Unfortunately we are vulnerable to this happening to any software which is not open source.
I seems lmost all these smart type devices being sold these days that need a remote connection are proprietary. Potentially apple devices are the same, but they don't remove essential features that will render a device useless, just because it has reached a certain age.
In this case it appears Hybrid always only a 10 year license to provide Tivo to Australia, and by the time they sold it in NZ, it was down to 7-8 years remaining. So IMO they should have stamped on the box that the box expired in 2017, so buyer knew that it had a time limited life to it. I would have thought that would have been required under NZ laws?

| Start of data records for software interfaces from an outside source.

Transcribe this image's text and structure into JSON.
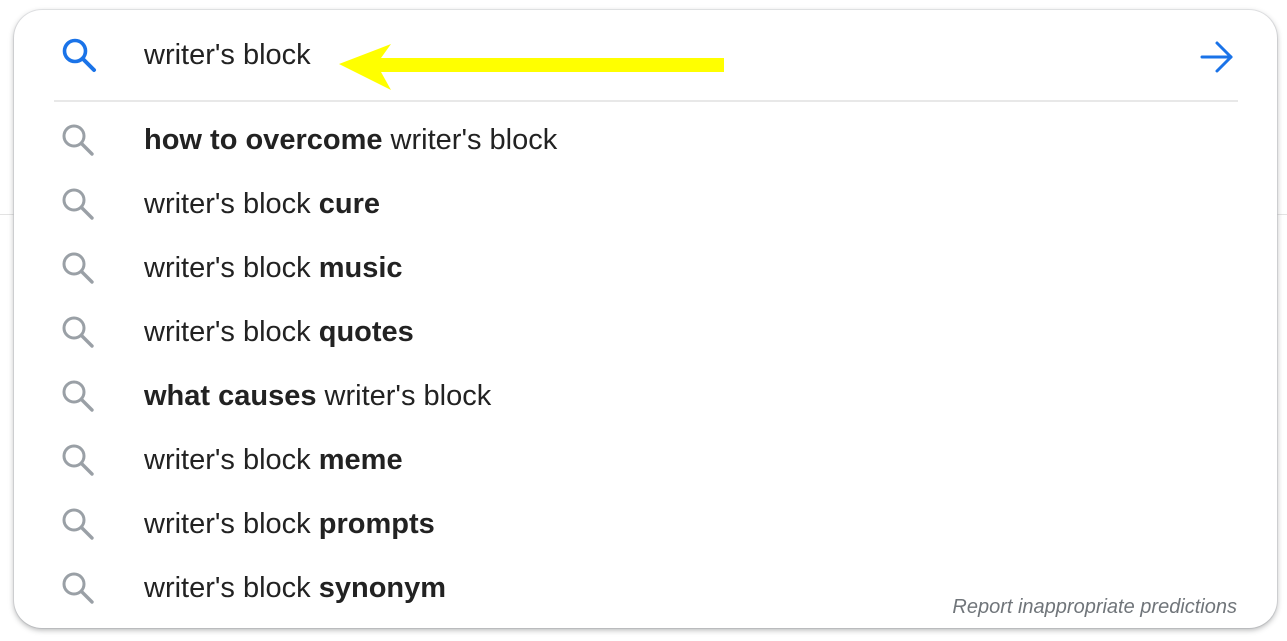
{
  "search": {
    "query": "writer's block",
    "accent_color": "#1a73e8"
  },
  "annotation": {
    "arrow_color": "#ffff00"
  },
  "suggestions": [
    {
      "pre": "",
      "bold_pre": "how to overcome",
      "mid": " writer's block",
      "bold_post": ""
    },
    {
      "pre": "",
      "bold_pre": "",
      "mid": "writer's block ",
      "bold_post": "cure"
    },
    {
      "pre": "",
      "bold_pre": "",
      "mid": "writer's block ",
      "bold_post": "music"
    },
    {
      "pre": "",
      "bold_pre": "",
      "mid": "writer's block ",
      "bold_post": "quotes"
    },
    {
      "pre": "",
      "bold_pre": "what causes",
      "mid": " writer's block",
      "bold_post": ""
    },
    {
      "pre": "",
      "bold_pre": "",
      "mid": "writer's block ",
      "bold_post": "meme"
    },
    {
      "pre": "",
      "bold_pre": "",
      "mid": "writer's block ",
      "bold_post": "prompts"
    },
    {
      "pre": "",
      "bold_pre": "",
      "mid": "writer's block ",
      "bold_post": "synonym"
    }
  ],
  "icons": {
    "search": "search-icon",
    "submit": "arrow-right-icon",
    "suggestion": "search-icon"
  },
  "footer": {
    "report_label": "Report inappropriate predictions"
  }
}
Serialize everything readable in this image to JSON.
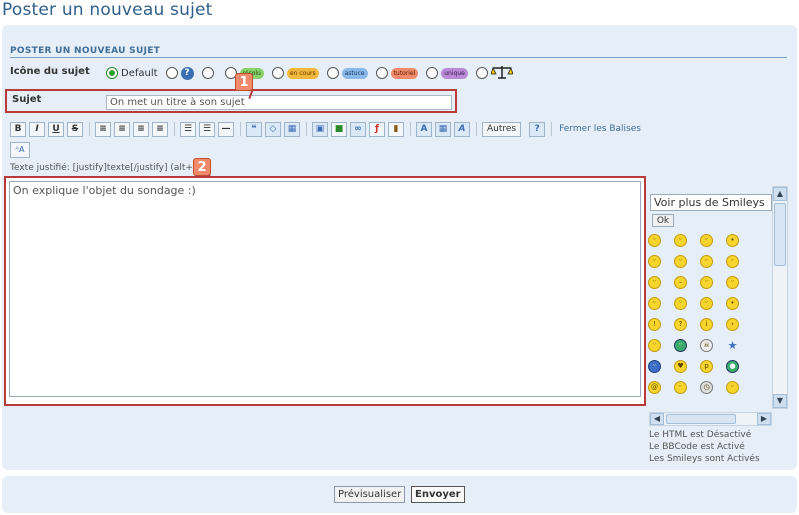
{
  "page": {
    "title": "Poster un nouveau sujet"
  },
  "form": {
    "heading": "POSTER UN NOUVEAU SUJET",
    "icon_label": "Icône du sujet",
    "icon_options": [
      {
        "label": "Default",
        "selected": true,
        "icon": "none"
      },
      {
        "label": "",
        "selected": false,
        "icon": "question-icon"
      },
      {
        "label": "",
        "selected": false,
        "icon": "blank"
      },
      {
        "label": "résolu",
        "selected": false,
        "icon": "resolu-icon"
      },
      {
        "label": "en cours",
        "selected": false,
        "icon": "en-cours-icon"
      },
      {
        "label": "astuce",
        "selected": false,
        "icon": "astuce-icon"
      },
      {
        "label": "tutoriel",
        "selected": false,
        "icon": "tutoriel-icon"
      },
      {
        "label": "unique",
        "selected": false,
        "icon": "unique-icon"
      },
      {
        "label": "",
        "selected": false,
        "icon": "scales-icon"
      }
    ],
    "subject_label": "Sujet",
    "subject_value": "On met un titre à son sujet",
    "badge1": "1",
    "badge2": "2",
    "toolbar_autres": "Autres",
    "toolbar_close_tags": "Fermer les Balises",
    "hint": "Texte justifié: [justify]texte[/justify]  (alt+)",
    "message_value": "On explique l'objet du sondage :)"
  },
  "smileys": {
    "select_label": "Voir plus de Smileys",
    "ok_label": "Ok",
    "html_status": "Le HTML est Désactivé",
    "bbcode_status": "Le BBCode est Activé",
    "smileys_status": "Les Smileys sont Activés"
  },
  "actions": {
    "preview": "Prévisualiser",
    "send": "Envoyer"
  },
  "colors": {
    "accent": "#2f5f8a",
    "panel": "#e6eff7",
    "annotation": "#b83a3a"
  }
}
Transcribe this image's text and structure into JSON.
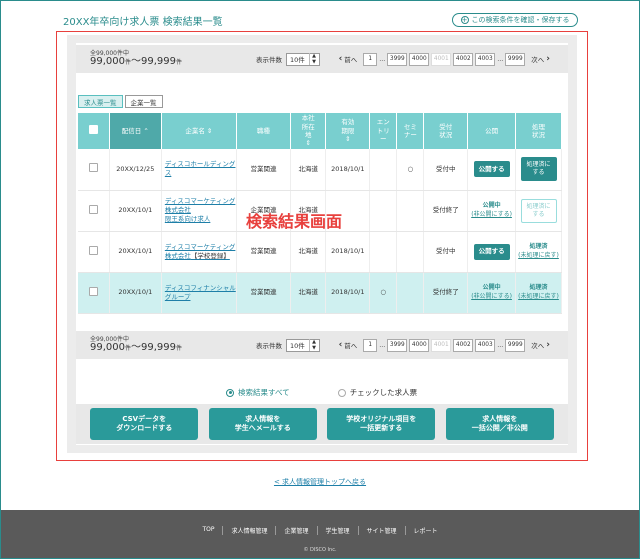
{
  "header": {
    "title": "20XX年卒向け求人票 検索結果一覧",
    "save_label": "この検索条件を確認・保存する"
  },
  "count_bar": {
    "total_label": "全99,000件中",
    "range_from": "99,000",
    "range_to": "～99,999",
    "unit": "件",
    "per_page_label": "表示件数",
    "per_page_value": "10件"
  },
  "pager": {
    "prev": "前へ",
    "next": "次へ",
    "pages": [
      "1",
      "3999",
      "4000",
      "4001",
      "4002",
      "4003",
      "9999"
    ],
    "dots": "…"
  },
  "tabs": [
    "求人票一覧",
    "企業一覧"
  ],
  "table": {
    "headers": [
      "配信日",
      "企業名",
      "職種",
      "本社\n所在\n地",
      "有効\n期限",
      "エン\nトリ\nー",
      "セミ\nナー",
      "受付\n状況",
      "公開",
      "処理\n状況"
    ],
    "rows": [
      {
        "date": "20XX/12/25",
        "company": "ディスコホールディングス",
        "company_suffix": "",
        "job": "営業関連",
        "location": "北海道",
        "expiry": "2018/10/1",
        "entry": "",
        "seminar": "○",
        "status": "受付中",
        "publish_btn": "公開する",
        "process": "処理済に\nする"
      },
      {
        "date": "20XX/10/1",
        "company": "ディスコマーケティング株式会社\n限王系向け求人",
        "company_suffix": "",
        "job": "企業関連",
        "location": "北海道",
        "expiry": "",
        "entry": "",
        "seminar": "",
        "status": "受付終了",
        "publish_label": "公開中",
        "publish_link": "(非公開にする)",
        "process": "処理済に\nする"
      },
      {
        "date": "20XX/10/1",
        "company": "ディスコマーケティング株式会社",
        "company_suffix": "【学校登録】",
        "job": "営業関連",
        "location": "北海道",
        "expiry": "2018/10/1",
        "entry": "",
        "seminar": "",
        "status": "受付中",
        "publish_btn": "公開する",
        "process_label": "処理済",
        "process_link": "(未処理に戻す)"
      },
      {
        "date": "20XX/10/1",
        "company": "ディスコフィナンシャルグループ",
        "company_suffix": "",
        "job": "営業関連",
        "location": "北海道",
        "expiry": "2018/10/1",
        "entry": "○",
        "seminar": "",
        "status": "受付終了",
        "publish_label": "公開中",
        "publish_link": "(非公開にする)",
        "process_label": "処理済",
        "process_link": "(未処理に戻す)"
      }
    ]
  },
  "overlay_label": "検索結果画面",
  "radios": [
    "検索結果すべて",
    "チェックした求人票"
  ],
  "actions": [
    "CSVデータを\nダウンロードする",
    "求人情報を\n学生へメールする",
    "学校オリジナル項目を\n一括更新する",
    "求人情報を\n一括公開／非公開"
  ],
  "back_link": "< 求人情報管理トップへ戻る",
  "footer": {
    "nav": [
      "TOP",
      "求人情報管理",
      "企業管理",
      "学生管理",
      "サイト管理",
      "レポート"
    ],
    "copyright": "© DISCO Inc."
  }
}
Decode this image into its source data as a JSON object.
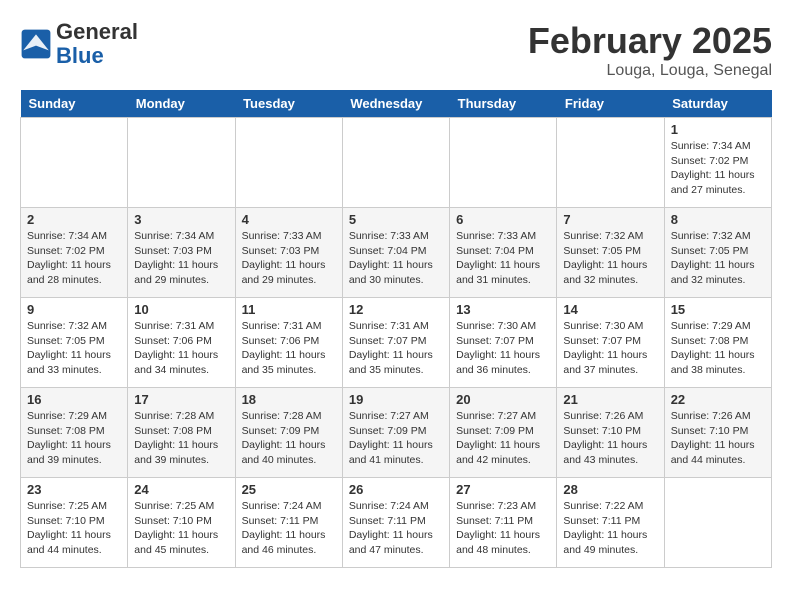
{
  "header": {
    "logo_general": "General",
    "logo_blue": "Blue",
    "month_title": "February 2025",
    "subtitle": "Louga, Louga, Senegal"
  },
  "weekdays": [
    "Sunday",
    "Monday",
    "Tuesday",
    "Wednesday",
    "Thursday",
    "Friday",
    "Saturday"
  ],
  "weeks": [
    [
      {
        "day": "",
        "info": ""
      },
      {
        "day": "",
        "info": ""
      },
      {
        "day": "",
        "info": ""
      },
      {
        "day": "",
        "info": ""
      },
      {
        "day": "",
        "info": ""
      },
      {
        "day": "",
        "info": ""
      },
      {
        "day": "1",
        "info": "Sunrise: 7:34 AM\nSunset: 7:02 PM\nDaylight: 11 hours and 27 minutes."
      }
    ],
    [
      {
        "day": "2",
        "info": "Sunrise: 7:34 AM\nSunset: 7:02 PM\nDaylight: 11 hours and 28 minutes."
      },
      {
        "day": "3",
        "info": "Sunrise: 7:34 AM\nSunset: 7:03 PM\nDaylight: 11 hours and 29 minutes."
      },
      {
        "day": "4",
        "info": "Sunrise: 7:33 AM\nSunset: 7:03 PM\nDaylight: 11 hours and 29 minutes."
      },
      {
        "day": "5",
        "info": "Sunrise: 7:33 AM\nSunset: 7:04 PM\nDaylight: 11 hours and 30 minutes."
      },
      {
        "day": "6",
        "info": "Sunrise: 7:33 AM\nSunset: 7:04 PM\nDaylight: 11 hours and 31 minutes."
      },
      {
        "day": "7",
        "info": "Sunrise: 7:32 AM\nSunset: 7:05 PM\nDaylight: 11 hours and 32 minutes."
      },
      {
        "day": "8",
        "info": "Sunrise: 7:32 AM\nSunset: 7:05 PM\nDaylight: 11 hours and 32 minutes."
      }
    ],
    [
      {
        "day": "9",
        "info": "Sunrise: 7:32 AM\nSunset: 7:05 PM\nDaylight: 11 hours and 33 minutes."
      },
      {
        "day": "10",
        "info": "Sunrise: 7:31 AM\nSunset: 7:06 PM\nDaylight: 11 hours and 34 minutes."
      },
      {
        "day": "11",
        "info": "Sunrise: 7:31 AM\nSunset: 7:06 PM\nDaylight: 11 hours and 35 minutes."
      },
      {
        "day": "12",
        "info": "Sunrise: 7:31 AM\nSunset: 7:07 PM\nDaylight: 11 hours and 35 minutes."
      },
      {
        "day": "13",
        "info": "Sunrise: 7:30 AM\nSunset: 7:07 PM\nDaylight: 11 hours and 36 minutes."
      },
      {
        "day": "14",
        "info": "Sunrise: 7:30 AM\nSunset: 7:07 PM\nDaylight: 11 hours and 37 minutes."
      },
      {
        "day": "15",
        "info": "Sunrise: 7:29 AM\nSunset: 7:08 PM\nDaylight: 11 hours and 38 minutes."
      }
    ],
    [
      {
        "day": "16",
        "info": "Sunrise: 7:29 AM\nSunset: 7:08 PM\nDaylight: 11 hours and 39 minutes."
      },
      {
        "day": "17",
        "info": "Sunrise: 7:28 AM\nSunset: 7:08 PM\nDaylight: 11 hours and 39 minutes."
      },
      {
        "day": "18",
        "info": "Sunrise: 7:28 AM\nSunset: 7:09 PM\nDaylight: 11 hours and 40 minutes."
      },
      {
        "day": "19",
        "info": "Sunrise: 7:27 AM\nSunset: 7:09 PM\nDaylight: 11 hours and 41 minutes."
      },
      {
        "day": "20",
        "info": "Sunrise: 7:27 AM\nSunset: 7:09 PM\nDaylight: 11 hours and 42 minutes."
      },
      {
        "day": "21",
        "info": "Sunrise: 7:26 AM\nSunset: 7:10 PM\nDaylight: 11 hours and 43 minutes."
      },
      {
        "day": "22",
        "info": "Sunrise: 7:26 AM\nSunset: 7:10 PM\nDaylight: 11 hours and 44 minutes."
      }
    ],
    [
      {
        "day": "23",
        "info": "Sunrise: 7:25 AM\nSunset: 7:10 PM\nDaylight: 11 hours and 44 minutes."
      },
      {
        "day": "24",
        "info": "Sunrise: 7:25 AM\nSunset: 7:10 PM\nDaylight: 11 hours and 45 minutes."
      },
      {
        "day": "25",
        "info": "Sunrise: 7:24 AM\nSunset: 7:11 PM\nDaylight: 11 hours and 46 minutes."
      },
      {
        "day": "26",
        "info": "Sunrise: 7:24 AM\nSunset: 7:11 PM\nDaylight: 11 hours and 47 minutes."
      },
      {
        "day": "27",
        "info": "Sunrise: 7:23 AM\nSunset: 7:11 PM\nDaylight: 11 hours and 48 minutes."
      },
      {
        "day": "28",
        "info": "Sunrise: 7:22 AM\nSunset: 7:11 PM\nDaylight: 11 hours and 49 minutes."
      },
      {
        "day": "",
        "info": ""
      }
    ]
  ]
}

In normal cases you would expect the parent company who owns the license to step in after the license expires, but Tivo US don't appear to be wanting to do that.
Got to remember under NZ law (consumer guarantees act) you can also chase the retailer..........most cases it Telecom (AKA Spark) and near the end of retail sales it was also Noel Lemmings, both of these companies are still around so the legal obligation falls on them to repair/replace/refund........
But how long is the life? If you had a Panny PVR that was near 10 years old would you get CGA coverage?
Consumer has a table for expected life of products under the CGA, but their is a range depending on the value/quality of it and the use it has had. But Tivos are quite high quality as they did retail for nearly $1000 when Spark were selling them.
Yep, I agree, but 10 years for a device with a HDD? Ive had Panny DVRs since the $1800 one I got. Its still goes I think, not a great deal of use, but its SD only. I cant claim on that. The TIVO issue is quite unique, there are many takes n it that you can say, forget it its over, and others where you can say, its not over. The boxes are not going to fail on 1 Nov, they will work exactly as they have done. Play, record, and so on. The box has an ongoing life. But the licence doesnt, and thats part of the software. I can see lawyers in a trial one arguing the box (hardware) the other arguing the software.
Harddrives can potentially last a long time. I have a PC from the late 80's and the harddrive still words fine. But hard drives could be seen as a consumable part that can be replaced. eg if your computers harddrive fails you just take it into a repair agent to get it repaired, and they switch out the harddrive, you don't replace the entire computer. Also manufacturers are required to have spare parts reasonably available for the service life, so that products can be repaired. Just because a harddrive dies, doesn't mean that the product has reached teh end of it's life. If that was the case anyone who purchased a windows OEM license would have to buy a new license everytime their harddrive failed. Instead the license to tied to the motherboard, and that seems to be industry practice when software is tied to hardware.